(Extracted records begins)

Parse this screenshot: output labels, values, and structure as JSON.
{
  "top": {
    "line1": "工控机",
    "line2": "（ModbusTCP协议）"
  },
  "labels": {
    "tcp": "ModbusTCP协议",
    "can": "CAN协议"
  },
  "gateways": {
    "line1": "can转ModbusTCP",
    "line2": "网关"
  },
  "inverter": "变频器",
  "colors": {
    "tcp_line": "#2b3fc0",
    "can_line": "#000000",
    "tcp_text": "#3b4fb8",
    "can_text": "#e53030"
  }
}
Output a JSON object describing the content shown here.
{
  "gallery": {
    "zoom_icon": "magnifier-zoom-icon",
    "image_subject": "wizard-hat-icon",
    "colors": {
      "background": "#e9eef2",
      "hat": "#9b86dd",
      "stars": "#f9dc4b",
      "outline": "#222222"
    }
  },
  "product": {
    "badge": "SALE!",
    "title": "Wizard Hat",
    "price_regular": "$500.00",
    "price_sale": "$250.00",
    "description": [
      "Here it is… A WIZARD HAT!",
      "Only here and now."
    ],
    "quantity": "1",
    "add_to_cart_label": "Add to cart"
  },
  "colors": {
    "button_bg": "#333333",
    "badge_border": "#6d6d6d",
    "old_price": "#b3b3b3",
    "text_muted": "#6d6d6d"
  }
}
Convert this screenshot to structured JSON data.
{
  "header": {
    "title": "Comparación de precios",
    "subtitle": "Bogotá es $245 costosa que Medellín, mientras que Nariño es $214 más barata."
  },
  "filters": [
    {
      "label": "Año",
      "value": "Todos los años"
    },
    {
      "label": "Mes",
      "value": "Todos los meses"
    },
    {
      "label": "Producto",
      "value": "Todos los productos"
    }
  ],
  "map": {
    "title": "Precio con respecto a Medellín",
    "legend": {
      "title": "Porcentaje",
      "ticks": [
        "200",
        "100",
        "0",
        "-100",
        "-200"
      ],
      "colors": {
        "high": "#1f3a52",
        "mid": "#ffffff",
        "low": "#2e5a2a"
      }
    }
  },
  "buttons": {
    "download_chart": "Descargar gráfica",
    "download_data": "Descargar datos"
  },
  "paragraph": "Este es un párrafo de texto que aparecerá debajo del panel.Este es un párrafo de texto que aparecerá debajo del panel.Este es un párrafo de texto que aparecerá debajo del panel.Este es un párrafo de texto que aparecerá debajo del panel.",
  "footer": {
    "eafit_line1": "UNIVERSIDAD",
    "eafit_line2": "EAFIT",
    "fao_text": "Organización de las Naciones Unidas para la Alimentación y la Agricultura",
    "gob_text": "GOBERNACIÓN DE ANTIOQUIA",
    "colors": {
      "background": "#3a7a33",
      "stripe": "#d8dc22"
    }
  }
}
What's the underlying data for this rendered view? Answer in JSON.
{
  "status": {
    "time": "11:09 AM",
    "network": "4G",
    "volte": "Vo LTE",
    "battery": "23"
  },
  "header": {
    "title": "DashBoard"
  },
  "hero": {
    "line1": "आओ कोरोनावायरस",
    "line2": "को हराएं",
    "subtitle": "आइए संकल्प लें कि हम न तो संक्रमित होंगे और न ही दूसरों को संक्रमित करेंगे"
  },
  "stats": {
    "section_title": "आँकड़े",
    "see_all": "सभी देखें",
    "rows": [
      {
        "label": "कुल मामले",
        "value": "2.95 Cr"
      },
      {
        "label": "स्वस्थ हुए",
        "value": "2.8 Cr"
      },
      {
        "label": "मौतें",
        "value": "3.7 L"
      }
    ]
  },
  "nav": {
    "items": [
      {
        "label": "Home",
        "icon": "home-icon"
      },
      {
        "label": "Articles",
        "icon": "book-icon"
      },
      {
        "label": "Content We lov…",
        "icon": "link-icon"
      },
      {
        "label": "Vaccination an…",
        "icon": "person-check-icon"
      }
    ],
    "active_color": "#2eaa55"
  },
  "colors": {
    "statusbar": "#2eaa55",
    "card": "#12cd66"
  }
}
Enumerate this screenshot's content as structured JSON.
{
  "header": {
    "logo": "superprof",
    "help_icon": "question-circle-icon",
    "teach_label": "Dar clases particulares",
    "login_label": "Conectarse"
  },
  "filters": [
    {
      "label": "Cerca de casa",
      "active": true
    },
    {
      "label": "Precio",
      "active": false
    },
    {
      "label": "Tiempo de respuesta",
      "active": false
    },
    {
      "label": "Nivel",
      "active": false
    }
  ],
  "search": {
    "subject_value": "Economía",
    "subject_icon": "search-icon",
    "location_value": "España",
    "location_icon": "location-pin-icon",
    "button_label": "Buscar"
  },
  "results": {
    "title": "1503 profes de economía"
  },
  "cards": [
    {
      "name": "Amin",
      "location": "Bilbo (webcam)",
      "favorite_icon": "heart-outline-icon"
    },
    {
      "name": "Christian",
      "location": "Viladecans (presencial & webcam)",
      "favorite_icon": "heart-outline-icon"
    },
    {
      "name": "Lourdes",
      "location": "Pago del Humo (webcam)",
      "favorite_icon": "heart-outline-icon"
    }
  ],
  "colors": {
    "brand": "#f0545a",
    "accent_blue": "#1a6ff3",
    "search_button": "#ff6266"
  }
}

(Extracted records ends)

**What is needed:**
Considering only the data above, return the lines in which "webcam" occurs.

**Written answer:**
      "location": "Bilbo (webcam)",
      "location": "Viladecans (presencial & webcam)",
      "location": "Pago del Humo (webcam)",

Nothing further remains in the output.